_Records from a data source_:
------------------------

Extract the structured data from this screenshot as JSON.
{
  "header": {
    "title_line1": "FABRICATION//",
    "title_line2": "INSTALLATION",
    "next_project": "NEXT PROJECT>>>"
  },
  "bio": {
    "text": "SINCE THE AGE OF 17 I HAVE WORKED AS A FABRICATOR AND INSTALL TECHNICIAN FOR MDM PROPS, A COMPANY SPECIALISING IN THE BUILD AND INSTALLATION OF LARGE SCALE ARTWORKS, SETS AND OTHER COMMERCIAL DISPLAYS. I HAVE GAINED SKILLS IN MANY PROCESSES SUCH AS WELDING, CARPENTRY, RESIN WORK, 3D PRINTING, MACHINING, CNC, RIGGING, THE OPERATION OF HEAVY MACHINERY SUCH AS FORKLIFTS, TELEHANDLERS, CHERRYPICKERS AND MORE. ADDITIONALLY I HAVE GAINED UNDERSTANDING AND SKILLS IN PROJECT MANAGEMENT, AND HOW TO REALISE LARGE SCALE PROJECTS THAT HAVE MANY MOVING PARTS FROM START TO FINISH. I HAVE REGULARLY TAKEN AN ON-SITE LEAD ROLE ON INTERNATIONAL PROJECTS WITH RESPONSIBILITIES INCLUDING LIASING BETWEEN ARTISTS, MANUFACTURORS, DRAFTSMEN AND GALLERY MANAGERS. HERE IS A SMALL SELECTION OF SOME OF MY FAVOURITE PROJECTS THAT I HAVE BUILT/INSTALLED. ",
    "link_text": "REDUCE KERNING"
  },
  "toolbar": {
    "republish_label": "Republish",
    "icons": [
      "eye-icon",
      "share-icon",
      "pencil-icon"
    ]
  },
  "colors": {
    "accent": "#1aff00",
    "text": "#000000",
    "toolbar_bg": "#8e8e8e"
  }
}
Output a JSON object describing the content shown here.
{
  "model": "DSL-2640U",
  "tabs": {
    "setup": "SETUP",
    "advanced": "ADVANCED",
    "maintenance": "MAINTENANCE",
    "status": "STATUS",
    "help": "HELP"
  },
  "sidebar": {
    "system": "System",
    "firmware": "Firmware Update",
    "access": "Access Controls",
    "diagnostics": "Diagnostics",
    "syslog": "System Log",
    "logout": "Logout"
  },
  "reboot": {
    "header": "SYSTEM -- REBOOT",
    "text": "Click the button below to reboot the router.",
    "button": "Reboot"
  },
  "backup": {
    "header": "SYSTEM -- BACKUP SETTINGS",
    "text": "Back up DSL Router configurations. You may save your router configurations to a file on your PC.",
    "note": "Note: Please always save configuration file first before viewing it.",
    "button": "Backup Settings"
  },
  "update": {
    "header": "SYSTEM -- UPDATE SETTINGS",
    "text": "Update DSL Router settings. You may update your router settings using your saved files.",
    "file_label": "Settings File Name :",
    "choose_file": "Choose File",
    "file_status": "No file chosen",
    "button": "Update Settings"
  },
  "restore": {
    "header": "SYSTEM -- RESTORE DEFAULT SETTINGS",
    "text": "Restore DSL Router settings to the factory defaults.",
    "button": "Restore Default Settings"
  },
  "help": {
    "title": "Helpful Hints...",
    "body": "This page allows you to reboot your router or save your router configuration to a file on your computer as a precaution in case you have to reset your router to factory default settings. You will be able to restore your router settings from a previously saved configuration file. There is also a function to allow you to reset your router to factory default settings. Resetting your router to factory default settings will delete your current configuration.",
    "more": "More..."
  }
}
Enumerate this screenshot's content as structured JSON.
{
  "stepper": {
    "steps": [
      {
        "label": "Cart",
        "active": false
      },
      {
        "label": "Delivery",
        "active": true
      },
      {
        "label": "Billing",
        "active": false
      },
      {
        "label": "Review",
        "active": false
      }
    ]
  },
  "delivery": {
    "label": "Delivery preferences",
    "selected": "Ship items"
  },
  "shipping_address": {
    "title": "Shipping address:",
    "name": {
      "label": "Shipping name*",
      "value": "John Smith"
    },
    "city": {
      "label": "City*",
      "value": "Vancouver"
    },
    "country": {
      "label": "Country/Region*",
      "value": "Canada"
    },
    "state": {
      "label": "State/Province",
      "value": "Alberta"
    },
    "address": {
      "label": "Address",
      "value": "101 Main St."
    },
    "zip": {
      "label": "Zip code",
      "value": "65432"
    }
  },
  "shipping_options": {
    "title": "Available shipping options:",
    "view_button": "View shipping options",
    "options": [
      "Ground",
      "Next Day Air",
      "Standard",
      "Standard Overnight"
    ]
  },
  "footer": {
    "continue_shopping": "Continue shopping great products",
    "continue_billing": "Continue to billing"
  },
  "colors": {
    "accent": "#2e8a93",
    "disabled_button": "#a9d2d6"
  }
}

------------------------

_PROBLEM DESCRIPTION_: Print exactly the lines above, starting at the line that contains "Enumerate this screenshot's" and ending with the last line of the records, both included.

_SOLUTION FOR THIS PROBLEM_:
Enumerate this screenshot's content as structured JSON.
{
  "stepper": {
    "steps": [
      {
        "label": "Cart",
        "active": false
      },
      {
        "label": "Delivery",
        "active": true
      },
      {
        "label": "Billing",
        "active": false
      },
      {
        "label": "Review",
        "active": false
      }
    ]
  },
  "delivery": {
    "label": "Delivery preferences",
    "selected": "Ship items"
  },
  "shipping_address": {
    "title": "Shipping address:",
    "name": {
      "label": "Shipping name*",
      "value": "John Smith"
    },
    "city": {
      "label": "City*",
      "value": "Vancouver"
    },
    "country": {
      "label": "Country/Region*",
      "value": "Canada"
    },
    "state": {
      "label": "State/Province",
      "value": "Alberta"
    },
    "address": {
      "label": "Address",
      "value": "101 Main St."
    },
    "zip": {
      "label": "Zip code",
      "value": "65432"
    }
  },
  "shipping_options": {
    "title": "Available shipping options:",
    "view_button": "View shipping options",
    "options": [
      "Ground",
      "Next Day Air",
      "Standard",
      "Standard Overnight"
    ]
  },
  "footer": {
    "continue_shopping": "Continue shopping great products",
    "continue_billing": "Continue to billing"
  },
  "colors": {
    "accent": "#2e8a93",
    "disabled_button": "#a9d2d6"
  }
}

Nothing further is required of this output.